Umbrellas can’t protect huge dome from stormy weather
Born in Hunts Point, a huge, igloo-shaped dome composed of umbrellas found itself doing time on Rikers Island on Oct. 19.
The dome was no criminal; it was a work of environmental art. Built on The Point’s Bronx River campus next to Hunts Point Riverside Park and meant to comment on the amount of debris found in the city’s waterways by using broken and discarded umbrellas supported by soda bottles, it was supposed to float from the park to the Harlem River and upriver to Manhattan’s Inwood Hill Park.
The choppy currents of the East River on a rainy Wednesday had another idea.
They drove the lacy structure up onto Rikers Island. Its creators said they couldn’t retrieve it because of the jail’s no-outsiders-allowed policy.
But the artists haven’t given up.
Dubbed the Harvest Dome, the structure was the second floating sculpture produced by Bronx River Crossing, which in 2009 floated a replica of the lower Bronx River watershed made from discarded junk, including 3,000 MetroCards, down the Bronx River to Hunts Point Riverside Park.
Bronx River Crossing is the brainchild of architects Alexander Levi and Amanda Schachter, who designed the dome, and built it with a grant from the Lower Manhattan Cultural Council and the help of volunteers from Hunts Point and elsewhere.

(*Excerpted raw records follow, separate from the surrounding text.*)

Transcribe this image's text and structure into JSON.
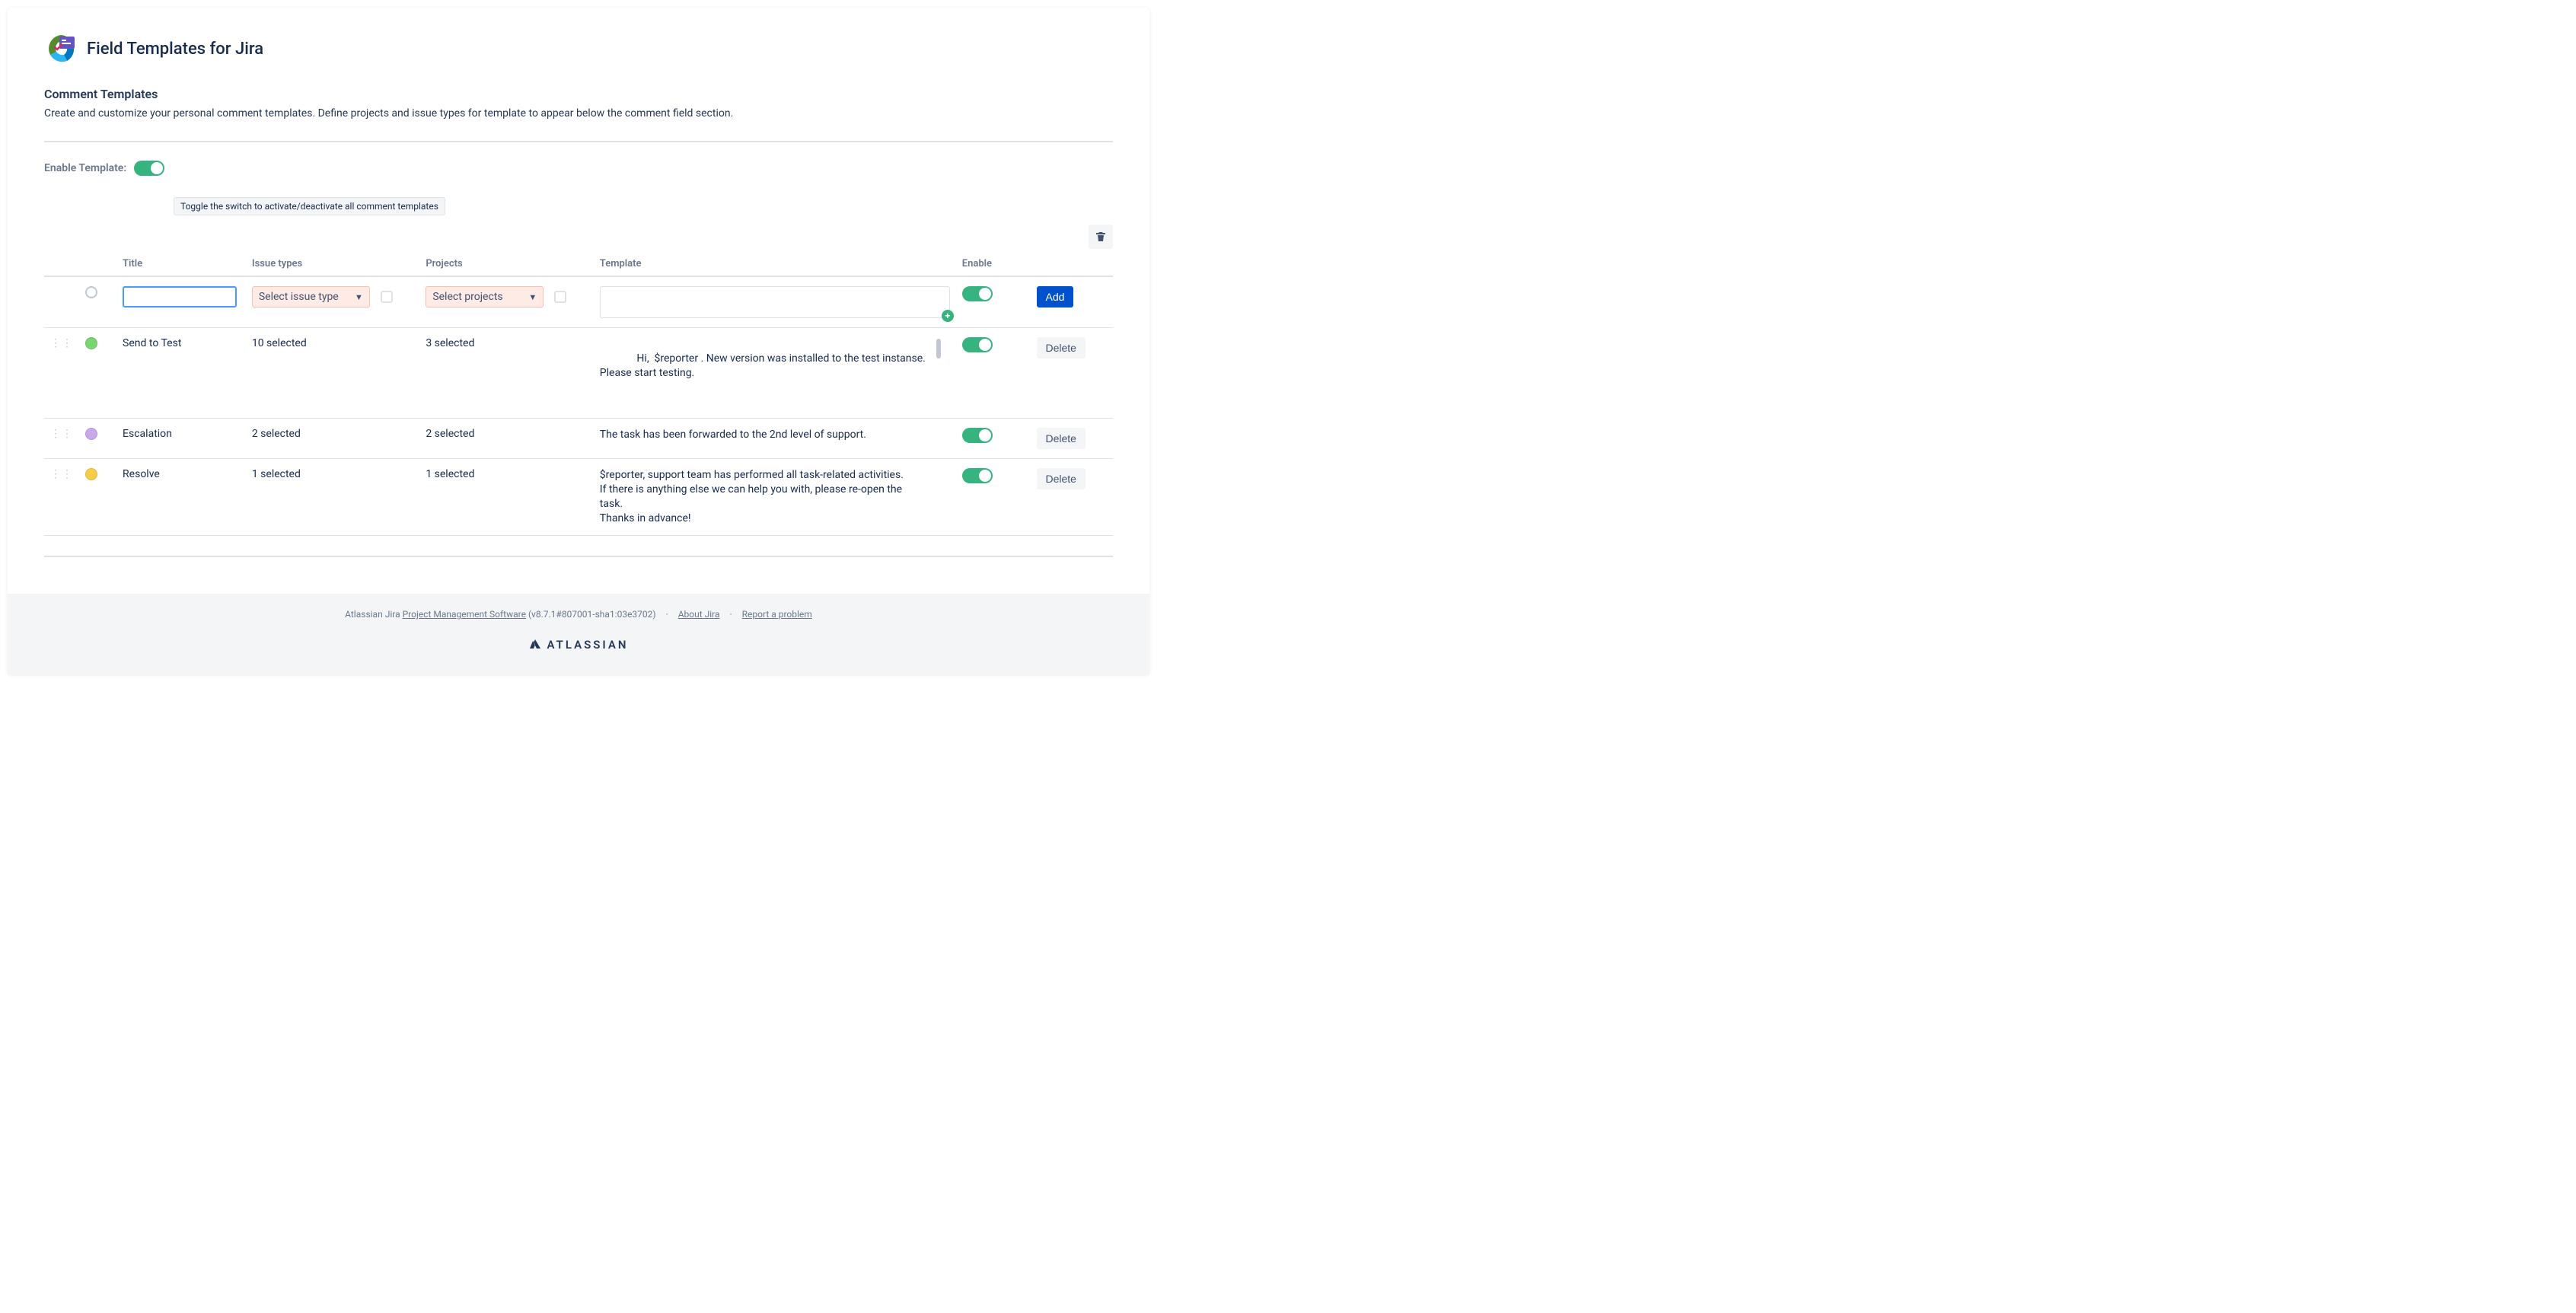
{
  "app": {
    "title": "Field Templates for Jira"
  },
  "section": {
    "title": "Comment Templates",
    "description": "Create and customize your personal comment templates. Define projects and issue types for template to appear below the comment field section."
  },
  "enable": {
    "label": "Enable Template:",
    "on": true,
    "tooltip": "Toggle the switch to activate/deactivate all comment templates"
  },
  "columns": {
    "title": "Title",
    "issue_types": "Issue types",
    "projects": "Projects",
    "template": "Template",
    "enable": "Enable"
  },
  "new_row": {
    "title_value": "",
    "issue_placeholder": "Select issue type",
    "project_placeholder": "Select projects",
    "template_value": "",
    "add_label": "Add"
  },
  "rows": [
    {
      "color": "green",
      "title": "Send to Test",
      "issue_types": "10 selected",
      "projects": "3 selected",
      "template": "Hi,  $reporter . New version was installed to the test instanse. Please start testing.",
      "has_scroll": true,
      "delete_label": "Delete"
    },
    {
      "color": "purple",
      "title": "Escalation",
      "issue_types": "2 selected",
      "projects": "2 selected",
      "template": "The task has been forwarded to the 2nd level of support.",
      "has_scroll": false,
      "delete_label": "Delete"
    },
    {
      "color": "yellow",
      "title": "Resolve",
      "issue_types": "1 selected",
      "projects": "1 selected",
      "template": "$reporter, support team has performed all task-related activities.\nIf there is anything else we can help you with, please re-open the task.\nThanks in advance!",
      "has_scroll": false,
      "delete_label": "Delete"
    }
  ],
  "footer": {
    "prefix": "Atlassian Jira ",
    "link1": "Project Management Software",
    "version": " (v8.7.1#807001-sha1:03e3702)",
    "link2": "About Jira",
    "link3": "Report a problem",
    "brand": "ATLASSIAN"
  }
}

Levi and Schacter plan to rebuild the dome next year. Despite its untimely end, they say they had a great experience building it and working in Hunts Point.
“We are getting to know New York in a completely different way,” said Schachter, foraging for discarded umbrellas and building in the Bronx.
Nilka Martell, a Parkchester resident and one of the volunteers for the project, helped to gather umbrellas by making a collection in her apartment building. “I think the project is wonderful,” she said.
Her friend Eilieen Bonilla, a union carpenter who used her skills to help build the dome, said she is eager to get involved with more community-based environmental projects as a result of her work in the park.
Martell’s 13-year-old son Isaias also worked on the dome, which was 24 feet in diameter, roughly as big around as an above-ground swimming pool in a suburban backyard, and 16 feet, almost two stories, high.
Among the volunteers was Andre Rivera, a Soundview resident, who also volunteers at Youth Ministries for Peace and Justice and who has just been hired as an education intern at the Bronx River Alliance. He had worked on Bronx River Crossing’s Watershed Raft in 2009, and at 18, has been involved in community work for more than six years.
“My main focus is community first,” said Rivera. For all of the non-profit groups I work with, our main goal is to get people into the projects we are working on.”
Sturdy metal rods provided the dome’s shape, and the struts of the broken umbrellas attached to them shimmered in sunlight. The sculpture took its name from the fact that the umbrellas had been “harvested” from the city’s streets, said Schachter.
Two-liter soda bottles—128 of them—were attached to the base of the dome, to help keep it afloat. The architects were confident it would work, because they had used the same device for their earlier floating sculpture.
Schachter and Levi chose Inwood in Northern Manhattan as the dome’s destination because the wanted people to understand the tides. In Inwood Hill Park, the water recedes to reveal a mudflat twice a day. They also wanted to give exposure to the city’s last remaining natural salt marsh.
“We were looking for space in Inwood where we could work, but we had no luck,” said Schachter. Hunts Point was a good alternative location for building the dome, she said, because there was enough space to accommodate such a massive project.
The dome weighed about 300 pounds. Adam Green, the founder and executive director of Rocking the Boat, lent the organization’s motorboat to tow the sculpture on its planned journey from the mouth of the Bronx River, into the East River and up the Harlem River. One purpose of the journey was to emphasize the connection between the Bronx and the rivers, according to the artists.
Another neighbor helped get the Harvest Dome into the water. Sims Metal Management provided the crane that lifted it into the river.
It floated as it was supposed to, but the rough weather conditions made it impossible for the boat to control the dome. The captain had to cut the line, setting it adrift.
The dome, it turns out wasn’t locked in solitary; it’s back in the waste stream with the rest of the umbrellas that failed on the stormy day of its maiden voyage.
According to Sharman Stein, the deputy commissioner for public information at the Department of Corrections, when the dome arrived at the jail island, “We hoisted it out of the water. It fell apart.”